- _WHAT IS REQUIRED_
For the word "couleurs", search the records and show each line in which it occurs.

- _TASK DATA_
▼
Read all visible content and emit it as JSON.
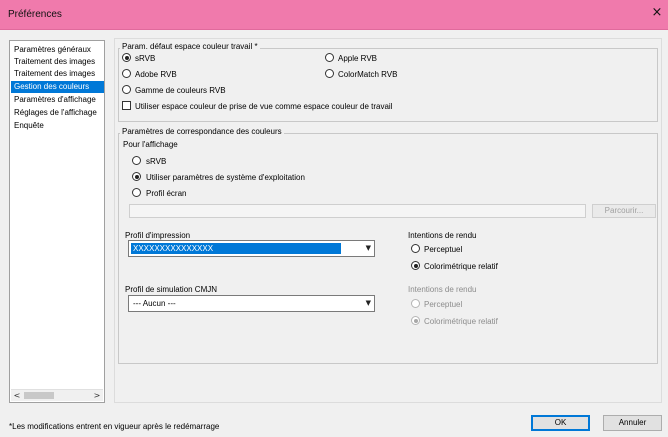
{
  "window": {
    "title": "Préférences",
    "close_glyph": "×"
  },
  "sidebar": {
    "items": [
      {
        "label": "Paramètres généraux",
        "selected": false
      },
      {
        "label": "Traitement des images",
        "selected": false
      },
      {
        "label": "Traitement des images",
        "selected": false
      },
      {
        "label": "Gestion des couleurs",
        "selected": true
      },
      {
        "label": "Paramètres d'affichage",
        "selected": false
      },
      {
        "label": "Réglages de l'affichage",
        "selected": false
      },
      {
        "label": "Enquête",
        "selected": false
      }
    ],
    "scroll_left": "<",
    "scroll_right": ">"
  },
  "workspace": {
    "group_label": "Param. défaut espace couleur travail *",
    "options": {
      "srgb": {
        "label": "sRVB",
        "checked": true
      },
      "apple": {
        "label": "Apple RVB",
        "checked": false
      },
      "adobe": {
        "label": "Adobe RVB",
        "checked": false
      },
      "colormatch": {
        "label": "ColorMatch RVB",
        "checked": false
      },
      "gamut": {
        "label": "Gamme de couleurs RVB",
        "checked": false
      }
    },
    "use_capture_checkbox": {
      "label": "Utiliser espace couleur de prise de vue comme espace couleur de travail",
      "checked": false
    }
  },
  "matching": {
    "group_label": "Paramètres de correspondance des couleurs",
    "display_heading": "Pour l'affichage",
    "display_options": {
      "srgb": {
        "label": "sRVB",
        "checked": false
      },
      "os": {
        "label": "Utiliser paramètres de système d'exploitation",
        "checked": true
      },
      "screen": {
        "label": "Profil écran",
        "checked": false
      }
    },
    "profile_path_value": "",
    "browse_label": "Parcourir...",
    "print_profile": {
      "label": "Profil d'impression",
      "value": "XXXXXXXXXXXXXXX"
    },
    "print_intent": {
      "heading": "Intentions de rendu",
      "perceptual": {
        "label": "Perceptuel",
        "checked": false
      },
      "relative": {
        "label": "Colorimétrique relatif",
        "checked": true
      }
    },
    "cmyk_profile": {
      "label": "Profil de simulation CMJN",
      "value": "--- Aucun ---"
    },
    "cmyk_intent": {
      "heading": "Intentions de rendu",
      "perceptual": {
        "label": "Perceptuel",
        "checked": false
      },
      "relative": {
        "label": "Colorimétrique relatif",
        "checked": true
      }
    }
  },
  "footer": {
    "note": "*Les modifications entrent en vigueur après le redémarrage",
    "ok_label": "OK",
    "cancel_label": "Annuler"
  },
  "colors": {
    "titlebar": "#f07aac",
    "selection": "#0078d7"
  }
}
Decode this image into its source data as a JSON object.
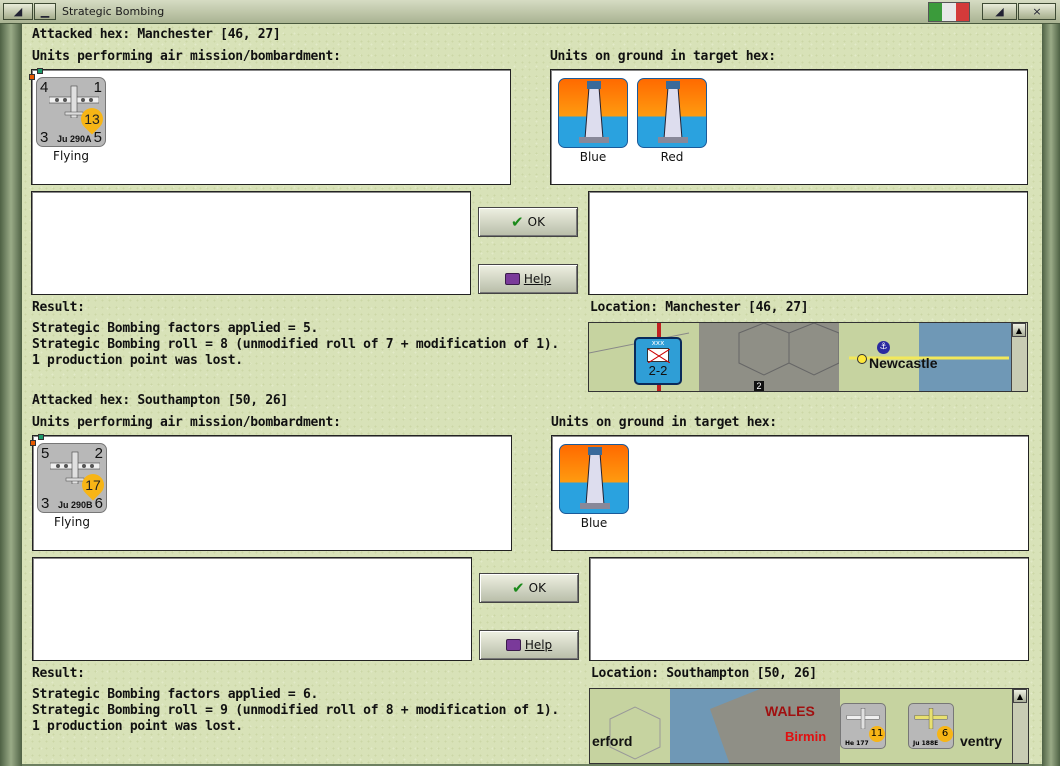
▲
- _ANSWER BOX_
        "label": "Gestion des couleurs",
        "label": "Gamme de couleurs RVB",
    "group_label": "Paramètres de correspondance des couleurs",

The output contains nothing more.